One more thing, when I was designing a roughly 2KVA transformer at IIRC 50kHz, the core size was ETD49 or ETD54. I don´t see how you want to fit that and all the copper windings on a pcb.
Seems unlikely. Although planar transformers are generally small, I believe that PKN make some in the killowatt range for their amplifiers.
However, it's my understanding that you're limited to a fairly low number of turns compared to a traditional winding, so they're only viable at higher frequencies. To me, 10kHz seems unusually low for any type of SMPS.
My memory is short and I do not have CAD on this computer. 50 to 75 watts.
I used 4 layers for the power supply with two small break off boards. One break off board goes above the main board and one below.
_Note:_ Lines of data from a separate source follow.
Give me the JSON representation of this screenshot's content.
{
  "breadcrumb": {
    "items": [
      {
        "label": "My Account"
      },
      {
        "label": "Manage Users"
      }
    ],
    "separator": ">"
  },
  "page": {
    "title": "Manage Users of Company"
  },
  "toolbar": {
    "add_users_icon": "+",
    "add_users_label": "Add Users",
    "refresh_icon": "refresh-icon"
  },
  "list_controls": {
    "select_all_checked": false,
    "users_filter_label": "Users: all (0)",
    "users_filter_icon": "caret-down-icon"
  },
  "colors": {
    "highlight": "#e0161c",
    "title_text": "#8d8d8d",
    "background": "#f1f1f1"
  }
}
That is 4layers + 4layers + 4layers.
this is not my design! But much like this.
More in the next post.
The transformer in #7 has too much copper loss.
Then I realized the core has a very large surface area so the core loss will transfer to air.
The copper loss does not get out well so I change the transformer.
Here we are only getting one turn per layer. Note I brought out the copper, out side the core, to cool off the copper.
With "normal" transformers I try to have 1/2 the loss in copper and 1/2 in core loss.
In planar transformers the copper does not see much air and the core has great surface area.
I don't remember exactly but I think I had 1/4=copper and 3/4=core loss.
Thanks Ron. I'd not thought about different cooling efficiencies between this and conventional transformers - lots to take into account!
Also, I'd never have thought about stacking different sections pf PCB to up the number of layers. Presumably you've got to reflow solder them together just like massive surface-mount packages.